colon cancer, screening
A new test for colon cancer screening

A group of Canadian researchers recently reported that they have developed a test by which "molecular traces" of the presence of precancerous colon polyps can be found in the blood. If the results of the study are confirmed, a sensitive, specific, inexpensive and absolutely noninvasive screening test for colon cancer will be available to complement the more traditional and invasive colonoscopy.

It is thanks to the latter that today we are able to diagnose and treat colon cancer early, or even prevent it, by removing during the examination those precancerous lesions-the polyps-from whose evolution the cancer itself may originate.
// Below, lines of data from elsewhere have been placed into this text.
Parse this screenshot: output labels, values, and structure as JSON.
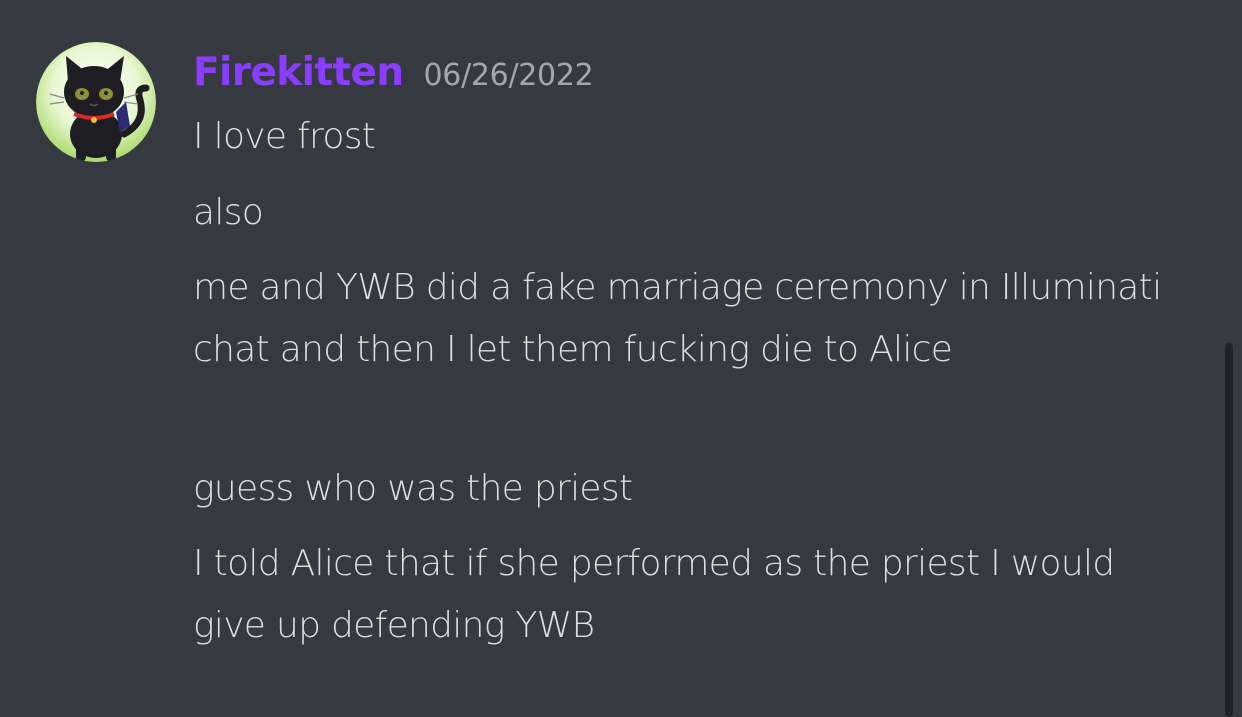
{
  "message": {
    "author": {
      "name": "Firekitten",
      "name_color": "#8a3dff",
      "avatar_icon": "black-cat-avatar-icon"
    },
    "timestamp": "06/26/2022",
    "lines": [
      "I love frost",
      "also",
      "me and YWB did a fake marriage ceremony in Illuminati chat and then I let them fucking die to Alice",
      "guess who was the priest",
      "I told Alice that if she performed as the priest I would give up defending YWB"
    ]
  },
  "colors": {
    "background": "#36393f",
    "text": "#dcddde",
    "timestamp": "#a3a6aa",
    "scrollbar": "#202225"
  }
}
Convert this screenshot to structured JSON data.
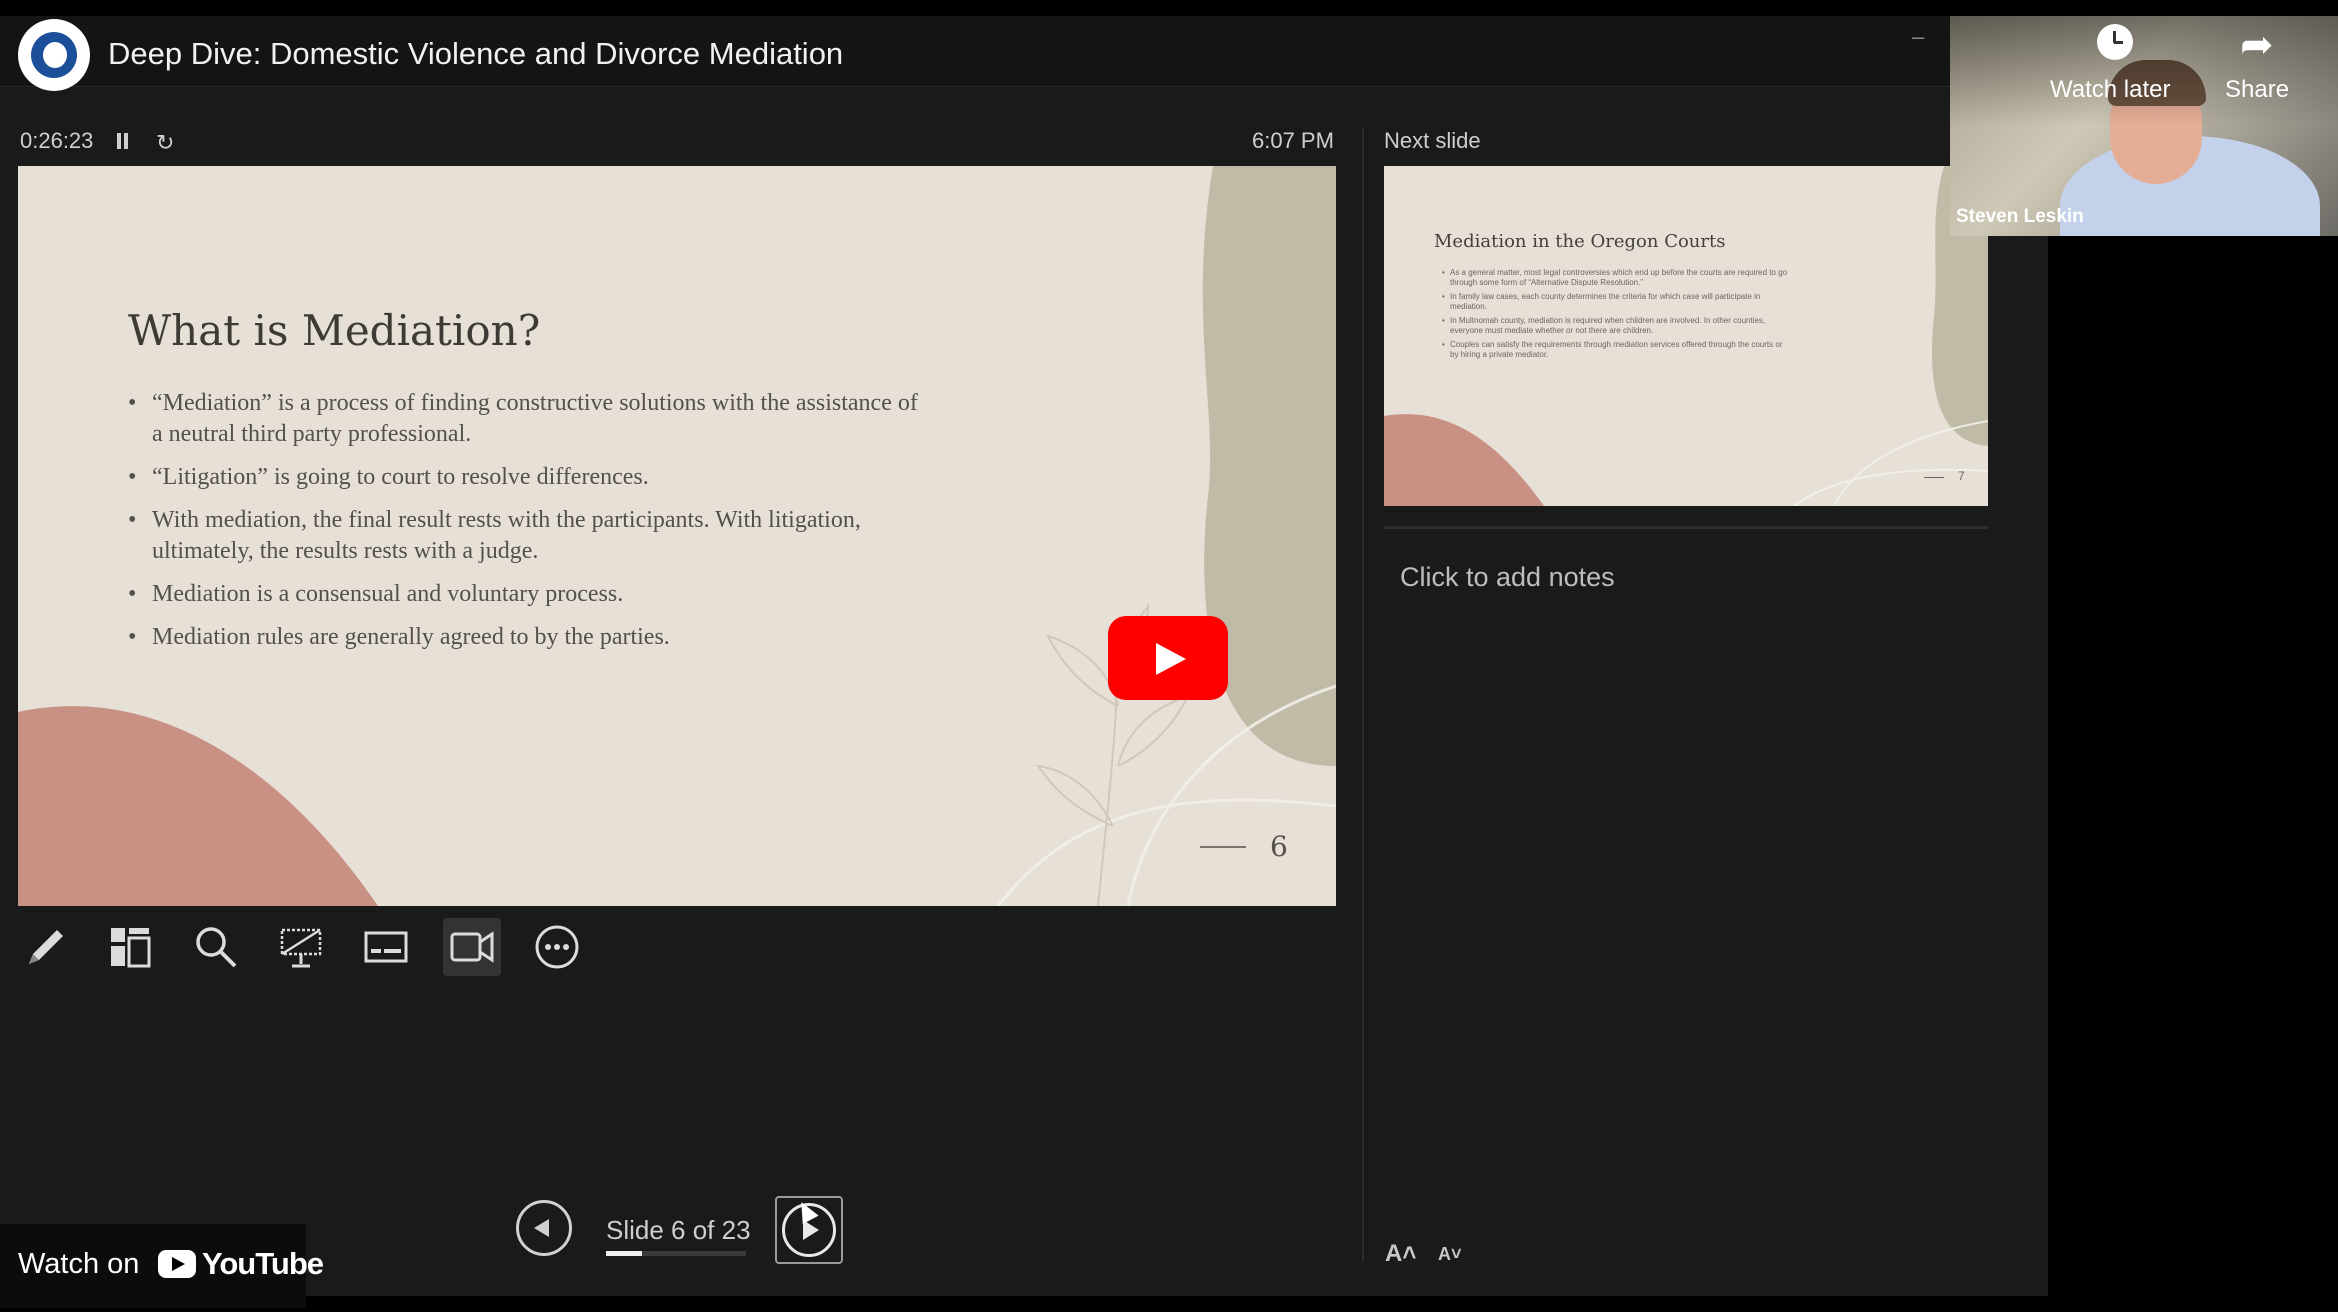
{
  "header": {
    "title": "Deep Dive: Domestic Violence and Divorce Mediation",
    "channel_logo": "circle-d-logo"
  },
  "presenter_view": {
    "elapsed_time": "0:26:23",
    "clock_time": "6:07 PM",
    "next_slide_label": "Next slide",
    "notes_placeholder": "Click to add notes",
    "current_slide": {
      "title": "What is Mediation?",
      "bullets": [
        "“Mediation” is a process of finding constructive solutions with the assistance of a neutral third party professional.",
        "“Litigation” is going to court to resolve differences.",
        "With mediation, the final result rests with the participants. With litigation, ultimately, the results rests with a judge.",
        "Mediation is a consensual and voluntary process.",
        "Mediation rules are generally agreed to by the parties."
      ],
      "number": "6"
    },
    "next_slide": {
      "title": "Mediation in the Oregon Courts",
      "bullets": [
        "As a general matter, most legal controversies which end up before the courts are required to go through some form of “Alternative Dispute Resolution.”",
        "In family law cases, each county determines the criteria for which case will participate in mediation.",
        "In Multnomah county, mediation is required when children are involved. In other counties, everyone must mediate whether or not there are children.",
        "Couples can satisfy the requirements through mediation services offered through the courts or by hiring a private mediator."
      ],
      "number": "7"
    },
    "slide_counter": "Slide 6 of 23",
    "progress_fraction": 0.26,
    "tools": [
      "pen-icon",
      "slides-grid-icon",
      "zoom-icon",
      "laser-pointer-icon",
      "subtitles-icon",
      "camera-icon",
      "more-options-icon"
    ],
    "font_increase": "A˄",
    "font_decrease": "A˅"
  },
  "overlay": {
    "watch_on": "Watch on",
    "youtube": "YouTube",
    "watch_later": "Watch later",
    "share": "Share",
    "participant_name": "Steven Leskin"
  },
  "colors": {
    "slide_bg": "#e6e0d7",
    "accent_rose": "#c89183",
    "accent_sage": "#bfbba7",
    "youtube_red": "#ff0000"
  }
}
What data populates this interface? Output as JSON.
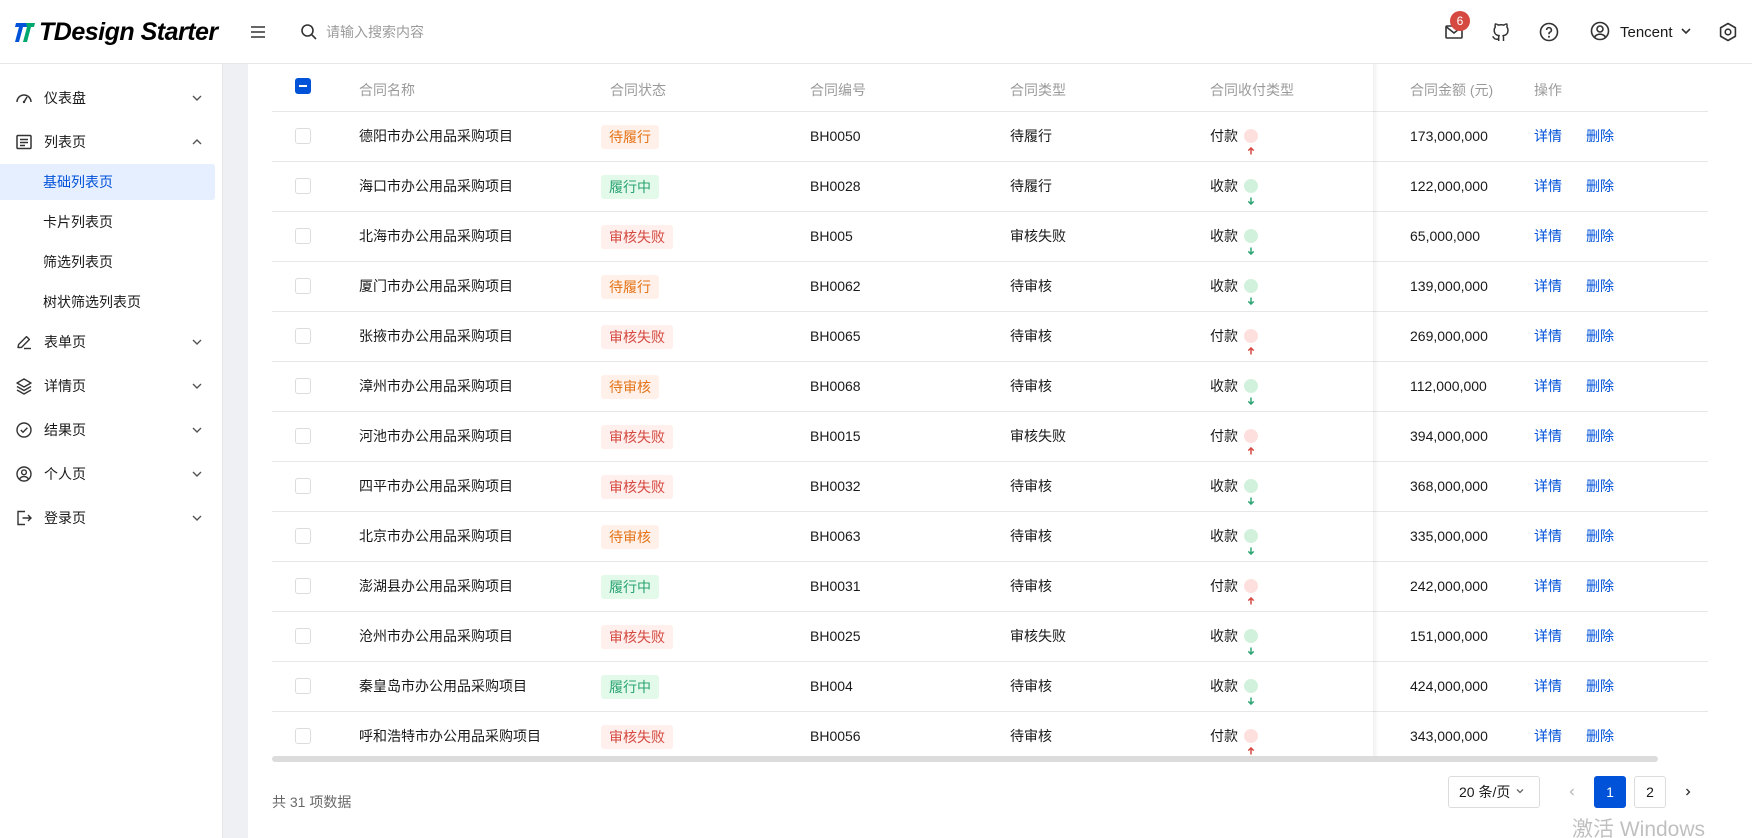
{
  "brand": {
    "name": "TDesign Starter",
    "color": "#0052d9",
    "accent": "#00a870"
  },
  "header": {
    "search_placeholder": "请输入搜索内容",
    "notification_count": "6",
    "user_name": "Tencent"
  },
  "sidebar": {
    "items": [
      {
        "label": "仪表盘",
        "icon": "dashboard-icon",
        "expanded": false
      },
      {
        "label": "列表页",
        "icon": "list-icon",
        "expanded": true,
        "children": [
          {
            "label": "基础列表页",
            "active": true
          },
          {
            "label": "卡片列表页",
            "active": false
          },
          {
            "label": "筛选列表页",
            "active": false
          },
          {
            "label": "树状筛选列表页",
            "active": false
          }
        ]
      },
      {
        "label": "表单页",
        "icon": "edit-icon",
        "expanded": false
      },
      {
        "label": "详情页",
        "icon": "layers-icon",
        "expanded": false
      },
      {
        "label": "结果页",
        "icon": "check-circle-icon",
        "expanded": false
      },
      {
        "label": "个人页",
        "icon": "user-circle-icon",
        "expanded": false
      },
      {
        "label": "登录页",
        "icon": "logout-icon",
        "expanded": false
      }
    ]
  },
  "table": {
    "columns": [
      "合同名称",
      "合同状态",
      "合同编号",
      "合同类型",
      "合同收付类型",
      "合同金额 (元)",
      "操作"
    ],
    "actions": {
      "detail": "详情",
      "delete": "删除"
    },
    "rows": [
      {
        "name": "德阳市办公用品采购项目",
        "status": "待履行",
        "status_type": "warning",
        "code": "BH0050",
        "type": "待履行",
        "pay": "付款",
        "dir": "up",
        "amount": "173,000,000"
      },
      {
        "name": "海口市办公用品采购项目",
        "status": "履行中",
        "status_type": "success",
        "code": "BH0028",
        "type": "待履行",
        "pay": "收款",
        "dir": "down",
        "amount": "122,000,000"
      },
      {
        "name": "北海市办公用品采购项目",
        "status": "审核失败",
        "status_type": "error",
        "code": "BH005",
        "type": "审核失败",
        "pay": "收款",
        "dir": "down",
        "amount": "65,000,000"
      },
      {
        "name": "厦门市办公用品采购项目",
        "status": "待履行",
        "status_type": "warning",
        "code": "BH0062",
        "type": "待审核",
        "pay": "收款",
        "dir": "down",
        "amount": "139,000,000"
      },
      {
        "name": "张掖市办公用品采购项目",
        "status": "审核失败",
        "status_type": "error",
        "code": "BH0065",
        "type": "待审核",
        "pay": "付款",
        "dir": "up",
        "amount": "269,000,000"
      },
      {
        "name": "漳州市办公用品采购项目",
        "status": "待审核",
        "status_type": "warning",
        "code": "BH0068",
        "type": "待审核",
        "pay": "收款",
        "dir": "down",
        "amount": "112,000,000"
      },
      {
        "name": "河池市办公用品采购项目",
        "status": "审核失败",
        "status_type": "error",
        "code": "BH0015",
        "type": "审核失败",
        "pay": "付款",
        "dir": "up",
        "amount": "394,000,000"
      },
      {
        "name": "四平市办公用品采购项目",
        "status": "审核失败",
        "status_type": "error",
        "code": "BH0032",
        "type": "待审核",
        "pay": "收款",
        "dir": "down",
        "amount": "368,000,000"
      },
      {
        "name": "北京市办公用品采购项目",
        "status": "待审核",
        "status_type": "warning",
        "code": "BH0063",
        "type": "待审核",
        "pay": "收款",
        "dir": "down",
        "amount": "335,000,000"
      },
      {
        "name": "澎湖县办公用品采购项目",
        "status": "履行中",
        "status_type": "success",
        "code": "BH0031",
        "type": "待审核",
        "pay": "付款",
        "dir": "up",
        "amount": "242,000,000"
      },
      {
        "name": "沧州市办公用品采购项目",
        "status": "审核失败",
        "status_type": "error",
        "code": "BH0025",
        "type": "审核失败",
        "pay": "收款",
        "dir": "down",
        "amount": "151,000,000"
      },
      {
        "name": "秦皇岛市办公用品采购项目",
        "status": "履行中",
        "status_type": "success",
        "code": "BH004",
        "type": "待审核",
        "pay": "收款",
        "dir": "down",
        "amount": "424,000,000"
      },
      {
        "name": "呼和浩特市办公用品采购项目",
        "status": "审核失败",
        "status_type": "error",
        "code": "BH0056",
        "type": "待审核",
        "pay": "付款",
        "dir": "up",
        "amount": "343,000,000"
      }
    ]
  },
  "pagination": {
    "total_text": "共 31 项数据",
    "page_size": "20 条/页",
    "pages": [
      "1",
      "2"
    ],
    "current": "1"
  },
  "watermark": "激活 Windows"
}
However, colonoscopy is an expensive and unpleasant test for patients; preparation of the colon with powerful laxatives is required in the days before the examination, and the patient must undergo sedation or anesthesia in order to tolerate it. Current screening programs call for colonoscopy to be performed starting at age 50, or earlier if you have a family history of colon cancer; however, since it is a less than "pleasant" exam, there are many people who decide not to have it. That's why numerous research groups around the world are scrambling to develop less invasive screening tests.

Working along these lines, researchers from the BC Cancer Agency and the University of British Columbia have found that there are differences between the blood of patients with precancerous polyps and that of healthy patients; and the blood chemistry test they developed is based on these findings.

Specifically, the results of a previous study were taken up, whereby differences in the Raman spectrum of blood from healthy patients compared with blood from colon cancer patients were demonstrated. The new research showed that spectroscopic differences also exist between the blood of patients with precancerous polyps compared with that of healthy patients, and that this can be applied in the clinic in screening programs.

It must be clear: no blood test will ever come to replace colonoscopy, which will still have to be carried out at the slightest suspicion of the presence of polyps; but it will certainly be easier to expand the pool of people undergoing screening programs. Today, colon cancer is a disease from which one can be cured: one only needs to identify and treat it in time.